93-1: Settling the settlers
In the afternoon of December 7, in front of hundreds of beneficiaries, Cebu City Mayor Tomas Osmeña and Cebu Gov. Hilario Davide III inked a memorandum of agreement (MOA) for a land swap between the two local government units (LGUs).
It was a major breakthrough reached by the city and the province which took all of 20 years to complete after several negotiations fell through.
The agreement referred to a long-standing dispute between the city and the province involving informal settlers occupying provincial lots within the city.
Back in 1993, the Cebu provincial government enacted SP Ordinance 93-1, designating several parcels of land that it owned for direct sale to its actual occupants on installment basis.
The parcels of land are located in the city of Cebu, particularly in 11 barangays, namely Apas, Busay, Camputhaw, Capitol Site, Kalunasan, Kasambagan, Lahug, Lorega, Luz, Mabolo and Tejero, with a total area of roughly 32.4 hectares.
Eventually, the period during which the properties could be sold to its actual occupants expired, with most of them unable to pay in full either because they could not afford it or simply ignored the requirement in the hope that the lots could be given to them for free.

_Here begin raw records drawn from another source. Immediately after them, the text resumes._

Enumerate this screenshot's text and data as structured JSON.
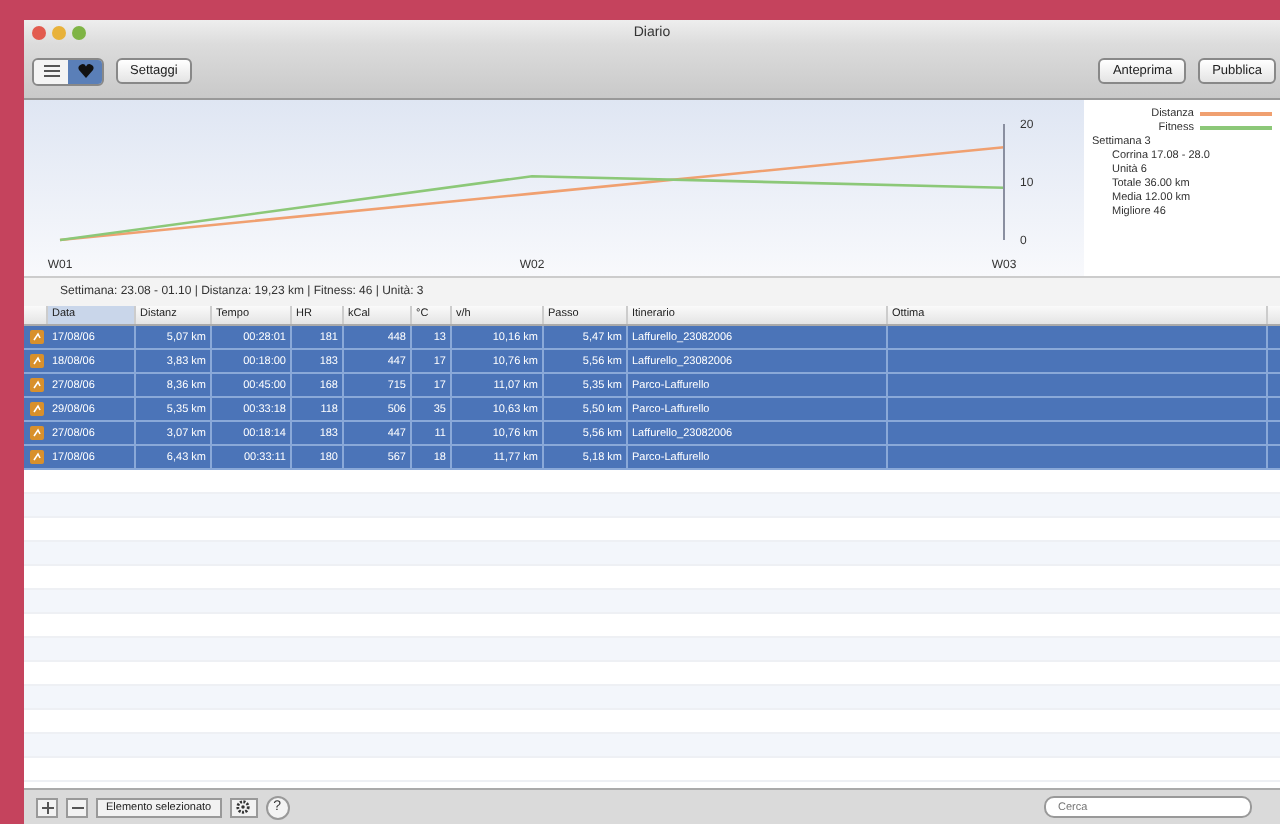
{
  "window": {
    "title": "Diario"
  },
  "toolbar": {
    "views": [
      {
        "selected": false
      },
      {
        "selected": true
      }
    ],
    "left_buttons": [
      "Settaggi"
    ],
    "right_buttons": [
      "Anteprima",
      "Pubblica"
    ]
  },
  "chart": {
    "chart_data": {
      "type": "line",
      "categories": [
        "W01",
        "W02",
        "W03"
      ],
      "yticks": [
        0,
        10,
        20
      ],
      "ylim": [
        0,
        20
      ],
      "series": [
        {
          "name": "Distanza",
          "color": "#f0a070",
          "values": [
            0,
            8,
            16
          ]
        },
        {
          "name": "Fitness",
          "color": "#8cc878",
          "values": [
            0,
            11,
            9
          ]
        }
      ]
    }
  },
  "info": {
    "lines": [
      "Settimana 3",
      "Corrina 17.08 - 28.0",
      "Unità 6",
      "Totale 36.00 km",
      "Media 12.00 km",
      "Migliore 46"
    ]
  },
  "summary": "Settimana: 23.08 - 01.10 | Distanza: 19,23 km | Fitness: 46 | Unità: 3",
  "table": {
    "columns": [
      "Data",
      "Distanz",
      "Tempo",
      "HR",
      "kCal",
      "°C",
      "v/h",
      "Passo",
      "Itinerario",
      "Ottima"
    ],
    "rows": [
      {
        "selected": true,
        "cells": [
          "17/08/06",
          "5,07 km",
          "00:28:01",
          "181",
          "448",
          "13",
          "10,16 km",
          "5,47 km",
          "Laffurello_23082006",
          ""
        ]
      },
      {
        "selected": true,
        "cells": [
          "18/08/06",
          "3,83 km",
          "00:18:00",
          "183",
          "447",
          "17",
          "10,76 km",
          "5,56 km",
          "Laffurello_23082006",
          ""
        ]
      },
      {
        "selected": true,
        "cells": [
          "27/08/06",
          "8,36 km",
          "00:45:00",
          "168",
          "715",
          "17",
          "11,07 km",
          "5,35 km",
          "Parco-Laffurello",
          ""
        ]
      },
      {
        "selected": true,
        "cells": [
          "29/08/06",
          "5,35 km",
          "00:33:18",
          "118",
          "506",
          "35",
          "10,63 km",
          "5,50 km",
          "Parco-Laffurello",
          ""
        ]
      },
      {
        "selected": true,
        "cells": [
          "27/08/06",
          "3,07 km",
          "00:18:14",
          "183",
          "447",
          "11",
          "10,76 km",
          "5,56 km",
          "Laffurello_23082006",
          ""
        ]
      },
      {
        "selected": true,
        "cells": [
          "17/08/06",
          "6,43 km",
          "00:33:11",
          "180",
          "567",
          "18",
          "11,77 km",
          "5,18 km",
          "Parco-Laffurello",
          ""
        ]
      }
    ]
  },
  "bottom_bar": {
    "filter": "Elemento selezionato",
    "help": "?",
    "search": {
      "placeholder": "Cerca"
    }
  }
}
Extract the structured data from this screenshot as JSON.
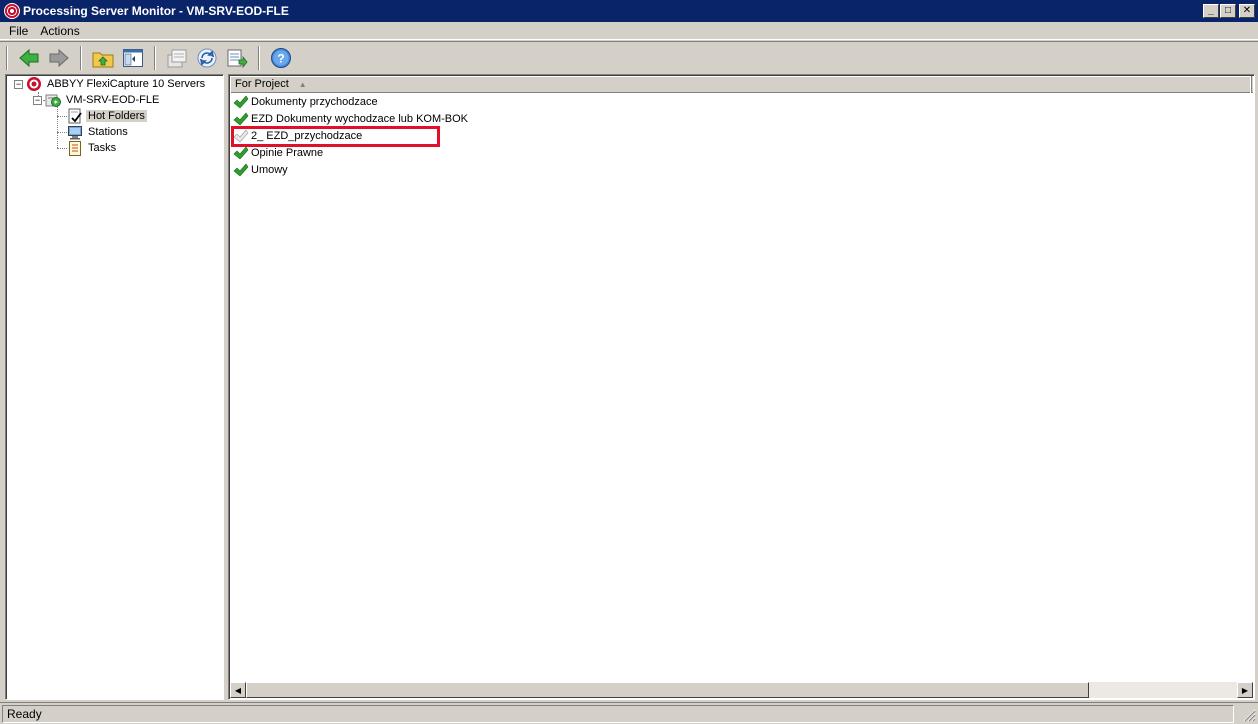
{
  "window": {
    "title": "Processing Server Monitor - VM-SRV-EOD-FLE",
    "minimize": "_",
    "maximize": "□",
    "close": "✕"
  },
  "menu": {
    "items": [
      "File",
      "Actions"
    ]
  },
  "toolbar": {
    "buttons": [
      "back-icon",
      "forward-icon",
      "up-folder-icon",
      "show-hide-tree-icon",
      "export-icon",
      "refresh-icon",
      "export-list-icon",
      "help-icon"
    ]
  },
  "tree": {
    "root": "ABBYY FlexiCapture 10 Servers",
    "server": "VM-SRV-EOD-FLE",
    "children": [
      "Hot Folders",
      "Stations",
      "Tasks"
    ],
    "expander_open": "−"
  },
  "list": {
    "column_header": "For Project",
    "sort_arrow": "▲",
    "rows": [
      {
        "label": "Dokumenty przychodzace",
        "status": "ok"
      },
      {
        "label": "EZD Dokumenty wychodzace lub KOM-BOK",
        "status": "ok"
      },
      {
        "label": "2_ EZD_przychodzace",
        "status": "disabled"
      },
      {
        "label": "Opinie Prawne",
        "status": "ok"
      },
      {
        "label": "Umowy",
        "status": "ok"
      }
    ],
    "highlight_color": "#e0102a"
  },
  "scrollbar": {
    "left_arrow": "◀",
    "right_arrow": "▶"
  },
  "status": {
    "text": "Ready"
  },
  "colors": {
    "titlebar": "#0a246a",
    "chrome": "#d4d0c8",
    "check_green": "#2e9e2e"
  }
}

The MOA, signed by Osmeña and Davide last December, was meant to facilitate the transfer of the ownership of provincial lots to the city in exchange for city-owned property located at the North Reclamation Area (3.3 hectares) and the South Road Properties (2.5 hectares).
The city also traded its Septage Treatment Plant and abattoir, a 9-hectare land in the town of Consolacion and the Cebu City Zoo in Barangay Kalunasan for province-owned lots located within the city.
While Capitol — on top of the 93-1 lots — will turn over its 1.5-hectare Department of Agriculture (DA) compound in Barangay Guadalupe; 2,358 square meters of property along Gorordo Ave.; and a 577-square-meter lot in Barangay Capitol Site to Cebu City.
The MOA signed by the two top officials was ratified days later by both the Cebu City Council and the Cebu Provincial Board.
“A promise kept … After all these years, it’s finally done,” Osmeña said.
Osmeña and Davide had both promised a prompt resolution of the conflict as they each campaigned for votes in the 2016 elections.
“Our happiness is immeasurable. At least now, the solution to our problems is with the city already,” said 93-1 Movement president Emily Malto as around 3,000 beneficiaries out of 5,000 had yet to pay for the lands they occupy.
“We will just wait until we will be called by the city so that they can also hear our sentiments and how we would like to go about this,” Malto added in Cebuano, referring to their obligation to still pay for their respective lots.
The settlers will now have to pay under a payment program to be set up by the city government once it assumes control of the lots from the province.
The year 2016 also saw glimpses of major infrastructure projects that will soon be in place in Cebu City: the Cebu Bus Rapid Transit (BRT) Project, the proposed 300-megawatt coal-fired power plant in Barangay Sawang Calero and the Cebu-Cordova Bridge project.
Despite the change in leadership at City Hall, bridge proponent Metro Pacific Tollways Development Corp. (MPTDC) reported no major hitches in the project.
It was former Cebu City mayor Michael Rama who signed the joint venture agreement with MPTDC on behalf of the city, after a long series of negotiations with the company.
Osmeña continued to help the private proponent after winning against Rama in the 2016 elections.
However, an initial agreement with Rama to build a different access to the bridge from the mouth of the Guadalupe River was scrapped following several meetings between MPTDC and the new Osmeña administration.
Had the plan for a second access to the bridge via Guadalupe River pushed through, at least 1,000 families would have been displaced.
The decision also saved the city the trouble of having to expropriate private lots that would have been affected by the Guadalupe River access.
MPTDC still needed to comply with documentary requirements for the Cebu-Cordova Bridge project, and had yet to get the approval of the Toll Regulatory Board and the Philippine Reclamation Authority for the project.
MPTDC legal consultant Aristotle Batuhan expects construction of the bridge to begin by the second quarter of 2017.
They hope to finish by 2020.
“We are hopeful that we will get the permits or approvals soon,” he said.
NEXT: The city’s P10.6-billion bus rapid transit (BRT) project and the proposed 300-megawatt coal-fired power plant in old Cebu.
Subscribe to our regional newsletter
Disclaimer: The comments uploaded on this site do not necessarily represent or reflect the views of management and owner of Cebudailynews. We reserve the right to exclude comments that we deem to be inconsistent with our editorial standards.